(03:59:10 PM) Neil: Oh. Uh, typo: Should be:
(03:59:24 PM) Neil: But that’s really funny
(04:00:04 PM) Samuel: 😀



Ok. There wasn’t actually any omming, but we were guided through some Buddhist meditation techniques yesterday evening.

Angie, Quinn, and I joined forces to go to the meditation class. We were planning to go last week, but Quinn couldn’t make it and Angie was late and I was too nervous to go alone. By all expecting one another to be there this week, we carefully prevented ourselves from chickening out.

We went in to discover that the only seats still available were the front-row seats. Usually, people who arrive late get the seats at the back, but things here appeared to operate outside my realm of experience.

Then we were asked to all stand up, and Gen Kelsang Legden entered the room.
He really had incredible presence. He was simultaneously the most intense and most chilled-out person I’ve ever encountered.

He guided us through meditation, and then spoke to us about the importance of concentration. Concentration and focusing one’s mind. He spoke about a lot of things relating to this. He was captivating, fascinating, entertaining, and wise. A holy man with a sense of humour.
As Quinn said afterwards, ‘The drugs are free and the dealer is funny.’

It was a really incredible experience. I’m so glad I went, and I’m so glad that Angie and Quinn are also happy they attended. We’re so going back for more.

The Waffle Master finds his happiness through Buddhist MeditationTM.
Shouldn’t you?

Johnny Karma and the Fundamentalist Buddhists

I’ve never considered myself a particularly spiritual person, so I have surprised myself in the last week by finding something deep within myself that was previously unexposed.
I’ve changed my diet.
I’ve changed my attitude to what makes me happy.
I’ve changed my approach to how I deal with other people.
I’ve changed my approach to life.
I’ve changed my underwear.

I think it came about from my obsession with having enough money. I’ve been struggling with this since I can remember. I’ve never wanted to be outrageously wealthy, but I’ve always been concerned about running out of money or losing the things that I possess.
I stumbled upon this thread about Buddhism on the forum of The Ornery American. Adam Masterman is clearly a practising Buddhist, and his posts made a lot of sense. In particular he says that the Buddhist attitude towards wealth is: “If it comes, that’s fine. If it goes, that’s fine.”
My problem is that I’ve never believed that before. My perception has always been, “If it comes, that’s fine. If it goes, that sucks.” But the Adam explained things so well that I was inspired to do a little more digging. I found an introductory course on Buddhism and eagerly devoured the information.

There’s a lot of gobbledy-gook. A whole bunch of the stuff just doesn’t make much sense to me at the moment.

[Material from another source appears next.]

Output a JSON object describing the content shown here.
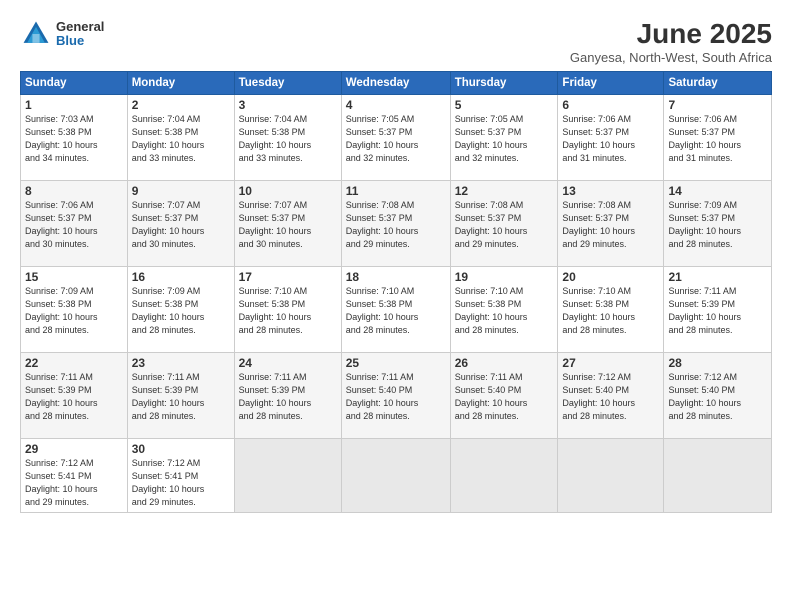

What I like about the philosophy is that it doesn’t matter if you don’t get it all or don’t want to buy into the teachings. A skeptical and critical attitude is actively encouraged. Buddhists don’t want you to take anything on faith and just believe that what they say goes. Instead they say, this is how it is — experiment using logic and see whether or not you agree. Even if you don’t agree, keep experimenting.

If only I’d realised how scientific Buddhism was, I’d have been more spiritual a long time ago. It’s a pseudo-scientific philosophy! Kind of like Intelligent Design (ID) is pseudo-scientific. Uh…
ID is certainly not logical though. If an intelligent designer designed everything, then who designed the intelligent designer? (I much prefered the word “god,” because that’s only three letters to type when debating online).

Ok, so there are unresolved problems. Still, Buddhism really is one kick-ass way to live because you don’t kick-ass, and that’s kick-ass.
Ask Johnny Karma if you don’t believe me.